"Consequently, we view the turmoil in Europe as a headwind to world economic growth, which we expect will only take away some of the upside to commodity prices, not reverse it," the firm added.

The distinction is important, as is the realization that conditions in developed markets such as the US and Europe are only part of the equation when determining the behavior of commodity markets.

Specifically, emerging markets such as Brazil and India continue to demand various goods such as energy and foodstuffs that will keep a floor under those areas.

Also, with the Federal Reserve continuing to keep monetary policy loose and the dollar weak, that also will provide a boost to commodities.

"The lesson of the events of 2007-08 is that the emerging market economies, and by extension the world economy, increasingly can be relatively resilient to a slowdown in the developed market economies like the United States and Europe, as long they are facing simply the transmission of real economic weakness, and not financial stress either to trade channels or their own banking systems," the Goldman team wrote. "In short, if we can avoid a global financial crisis, we can avoid a global recession."

Goldman in fact is maintaining its long positions across a spectrum of commodities — brent crude , copper, zinc, soybeans and gold among them — in anticipation that even with an expected economic slowdown, the market has not been caught off guard to the extent that it was when the financial crisis began.

The Jefferies CRB Commodity Indexhas sold off more than 15 percent since its late-April high, and the damage has been particularly severe in gold and oil , as well as economic bellwether copper, which had held up fairly well until early September when the European debt crisis took another downturn.

Parsing out which areas will hold up best against what is likely to be continued twists and turns in the euro-zone soap operawill be critical to investors, says Shelley Goldberg, director of global resources and commodities strategy at Roubini Global Economics in New York, the firm run by famed doomsayer Nouriel Roubini. RGE is predicting a 60 percent chance of global recession.

"You kind of have to trifurcate the sector into three chunks," Goldberg says. "Each and every commodity doesn't react in a linear way."

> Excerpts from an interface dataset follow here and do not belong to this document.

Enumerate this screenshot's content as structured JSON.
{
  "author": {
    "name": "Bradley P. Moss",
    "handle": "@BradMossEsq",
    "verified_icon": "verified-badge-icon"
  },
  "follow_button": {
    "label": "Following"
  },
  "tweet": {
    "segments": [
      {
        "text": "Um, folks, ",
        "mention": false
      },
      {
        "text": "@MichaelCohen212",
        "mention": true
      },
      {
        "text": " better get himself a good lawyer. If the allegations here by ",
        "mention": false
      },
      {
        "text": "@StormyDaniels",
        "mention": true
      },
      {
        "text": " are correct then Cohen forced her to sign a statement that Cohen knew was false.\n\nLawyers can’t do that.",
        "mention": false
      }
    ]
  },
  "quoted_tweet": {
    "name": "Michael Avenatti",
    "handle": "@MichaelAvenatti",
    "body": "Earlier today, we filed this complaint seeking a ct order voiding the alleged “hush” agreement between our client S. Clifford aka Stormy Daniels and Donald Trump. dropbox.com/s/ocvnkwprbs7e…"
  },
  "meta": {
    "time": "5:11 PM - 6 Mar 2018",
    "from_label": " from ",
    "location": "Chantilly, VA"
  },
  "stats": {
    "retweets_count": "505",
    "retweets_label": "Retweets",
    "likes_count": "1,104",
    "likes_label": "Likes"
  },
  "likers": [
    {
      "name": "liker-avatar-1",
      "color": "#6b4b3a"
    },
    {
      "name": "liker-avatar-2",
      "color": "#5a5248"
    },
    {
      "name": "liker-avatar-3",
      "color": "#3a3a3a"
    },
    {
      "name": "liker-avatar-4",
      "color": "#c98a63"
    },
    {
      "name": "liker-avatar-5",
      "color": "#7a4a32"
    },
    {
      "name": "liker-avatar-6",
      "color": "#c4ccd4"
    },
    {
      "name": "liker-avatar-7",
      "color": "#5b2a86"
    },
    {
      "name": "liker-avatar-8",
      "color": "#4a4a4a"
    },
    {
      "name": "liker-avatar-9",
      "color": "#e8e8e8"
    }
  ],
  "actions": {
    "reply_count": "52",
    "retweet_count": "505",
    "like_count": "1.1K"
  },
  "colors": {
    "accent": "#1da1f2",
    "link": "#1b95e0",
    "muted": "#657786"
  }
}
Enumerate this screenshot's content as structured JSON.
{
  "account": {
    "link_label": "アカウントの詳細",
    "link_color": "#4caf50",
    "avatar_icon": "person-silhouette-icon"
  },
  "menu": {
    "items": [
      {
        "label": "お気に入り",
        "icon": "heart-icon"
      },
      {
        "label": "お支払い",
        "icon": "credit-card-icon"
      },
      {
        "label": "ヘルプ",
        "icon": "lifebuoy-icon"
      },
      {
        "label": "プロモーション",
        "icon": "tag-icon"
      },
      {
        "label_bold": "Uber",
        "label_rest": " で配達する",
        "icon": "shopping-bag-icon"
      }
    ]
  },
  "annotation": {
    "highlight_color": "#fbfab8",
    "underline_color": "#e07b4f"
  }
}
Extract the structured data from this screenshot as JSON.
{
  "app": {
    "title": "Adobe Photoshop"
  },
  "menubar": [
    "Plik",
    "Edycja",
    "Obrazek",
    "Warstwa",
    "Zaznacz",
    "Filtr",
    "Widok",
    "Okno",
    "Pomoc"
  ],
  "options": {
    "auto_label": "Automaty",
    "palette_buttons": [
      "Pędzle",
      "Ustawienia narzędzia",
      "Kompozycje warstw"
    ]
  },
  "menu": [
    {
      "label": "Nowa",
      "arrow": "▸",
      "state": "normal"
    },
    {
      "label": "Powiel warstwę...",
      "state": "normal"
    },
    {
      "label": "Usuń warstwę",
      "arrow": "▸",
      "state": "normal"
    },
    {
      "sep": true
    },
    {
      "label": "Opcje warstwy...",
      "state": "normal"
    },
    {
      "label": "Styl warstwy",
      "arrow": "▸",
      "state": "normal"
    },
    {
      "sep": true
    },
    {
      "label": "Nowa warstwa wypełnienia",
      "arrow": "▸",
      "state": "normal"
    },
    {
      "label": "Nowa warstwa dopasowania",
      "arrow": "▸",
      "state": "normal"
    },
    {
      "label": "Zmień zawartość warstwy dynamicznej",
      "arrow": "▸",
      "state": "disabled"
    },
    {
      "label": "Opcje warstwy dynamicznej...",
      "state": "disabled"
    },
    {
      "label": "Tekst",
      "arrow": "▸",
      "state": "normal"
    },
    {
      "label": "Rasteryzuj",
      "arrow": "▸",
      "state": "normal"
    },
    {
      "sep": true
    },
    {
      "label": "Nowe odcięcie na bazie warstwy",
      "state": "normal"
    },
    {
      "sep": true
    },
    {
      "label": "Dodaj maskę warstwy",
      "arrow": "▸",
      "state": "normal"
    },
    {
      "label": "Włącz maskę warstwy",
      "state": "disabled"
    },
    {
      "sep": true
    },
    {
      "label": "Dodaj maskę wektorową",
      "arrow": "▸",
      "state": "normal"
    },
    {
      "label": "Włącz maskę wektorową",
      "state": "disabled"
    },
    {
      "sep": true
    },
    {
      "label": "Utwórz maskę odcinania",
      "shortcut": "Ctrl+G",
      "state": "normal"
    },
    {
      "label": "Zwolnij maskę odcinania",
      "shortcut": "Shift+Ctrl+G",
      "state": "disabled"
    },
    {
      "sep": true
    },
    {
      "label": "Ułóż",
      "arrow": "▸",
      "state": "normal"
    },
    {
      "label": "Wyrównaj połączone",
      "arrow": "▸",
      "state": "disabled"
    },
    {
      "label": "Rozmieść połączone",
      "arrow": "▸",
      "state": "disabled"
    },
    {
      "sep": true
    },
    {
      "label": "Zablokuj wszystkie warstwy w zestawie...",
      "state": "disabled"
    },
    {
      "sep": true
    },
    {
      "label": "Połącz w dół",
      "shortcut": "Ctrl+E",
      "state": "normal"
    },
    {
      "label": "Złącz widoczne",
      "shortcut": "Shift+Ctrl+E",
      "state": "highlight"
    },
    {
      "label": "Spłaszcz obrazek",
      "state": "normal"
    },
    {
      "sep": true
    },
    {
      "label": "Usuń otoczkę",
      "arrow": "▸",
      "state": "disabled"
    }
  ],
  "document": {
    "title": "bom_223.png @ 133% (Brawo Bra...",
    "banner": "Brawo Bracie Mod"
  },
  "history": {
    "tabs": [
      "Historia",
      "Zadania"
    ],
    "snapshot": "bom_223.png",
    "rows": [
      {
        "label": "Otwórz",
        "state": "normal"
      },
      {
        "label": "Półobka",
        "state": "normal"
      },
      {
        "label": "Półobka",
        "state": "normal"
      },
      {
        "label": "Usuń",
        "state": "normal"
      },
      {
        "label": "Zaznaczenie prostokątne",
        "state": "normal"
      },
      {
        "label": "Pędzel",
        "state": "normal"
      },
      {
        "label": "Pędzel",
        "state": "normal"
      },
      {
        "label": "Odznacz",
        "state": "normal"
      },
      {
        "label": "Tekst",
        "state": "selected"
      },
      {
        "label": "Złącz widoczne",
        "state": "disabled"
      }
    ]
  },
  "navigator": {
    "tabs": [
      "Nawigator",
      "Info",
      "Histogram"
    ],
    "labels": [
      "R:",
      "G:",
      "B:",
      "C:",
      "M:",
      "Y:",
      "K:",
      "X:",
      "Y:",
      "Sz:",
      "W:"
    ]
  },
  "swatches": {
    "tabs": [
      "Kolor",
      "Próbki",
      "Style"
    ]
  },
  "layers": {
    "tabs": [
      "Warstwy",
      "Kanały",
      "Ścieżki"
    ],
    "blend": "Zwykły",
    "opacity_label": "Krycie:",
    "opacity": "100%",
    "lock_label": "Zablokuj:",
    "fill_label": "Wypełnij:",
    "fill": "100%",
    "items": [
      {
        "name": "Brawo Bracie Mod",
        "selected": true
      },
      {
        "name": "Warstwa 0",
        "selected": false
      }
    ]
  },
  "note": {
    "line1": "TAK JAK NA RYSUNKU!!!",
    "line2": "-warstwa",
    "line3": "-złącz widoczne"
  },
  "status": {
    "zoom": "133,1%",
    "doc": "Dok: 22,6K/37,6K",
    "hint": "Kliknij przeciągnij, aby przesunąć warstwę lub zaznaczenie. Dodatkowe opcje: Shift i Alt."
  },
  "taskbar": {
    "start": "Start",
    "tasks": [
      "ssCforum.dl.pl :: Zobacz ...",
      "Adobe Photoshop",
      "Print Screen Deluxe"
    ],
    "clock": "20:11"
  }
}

Industrial metals like copper and silver "tend to get hit the most" during economic slowdowns, while energy holds up better because of its influence from external factors such as the Organization for Petroleum Exporting Countries and its control over prices, Goldberg says.

Grains will do the best due to continued demand from emerging markets and "price inelasticity," or the sector's ability to demand higher costs because of its necessity in daily life.

"Despite a global slowdown, you have a much higher consumption of protein through the emerging market world," she says. "Even with a slowdown in emerging markets, just because of the growth of the middle class, which continues to eat more protein, that requires corn-fed animals to produce things like eggs and poultry and beef."

The metals market is a bit trickier.

Growth in copper will be hard to maintain until the global economic picture — particularly in China — gets clearer.

However, gold is another story. The yellow metal has tumbled since a brief pop over $1,900 an ounce in September, and has not fared well even as a safe havenagainst the European troubles.

Julian Jessop at Capital Economics, though bearish on commodities as a whole because of the looming slowdown, believes gold has a better future.

"Gold is the main exception to our generally bearish view on commodities and should reach new highs if, or when, the crisis in the euro-zone escalates again," Jessop said in a research note. "Recently, the general return of confidence in the dollar has reduced demand for gold as a hedge against a collapse in the US currency. But we do not expect this to hold back gold much longer."

Indeed, Europe remains the wild card for commodities that, at the very least, seem to have found a bottom even if they don't show any immediate big gains, says Todd Horwitz, senior strategist at the Adam Mesh Trading Group in New York.

"There's no lack of supply, there's normal demand and the commodities are trading at pretty much a fair price," Horwitz says. "I don't see anything to really shake this out unless we get some major news out of Europe."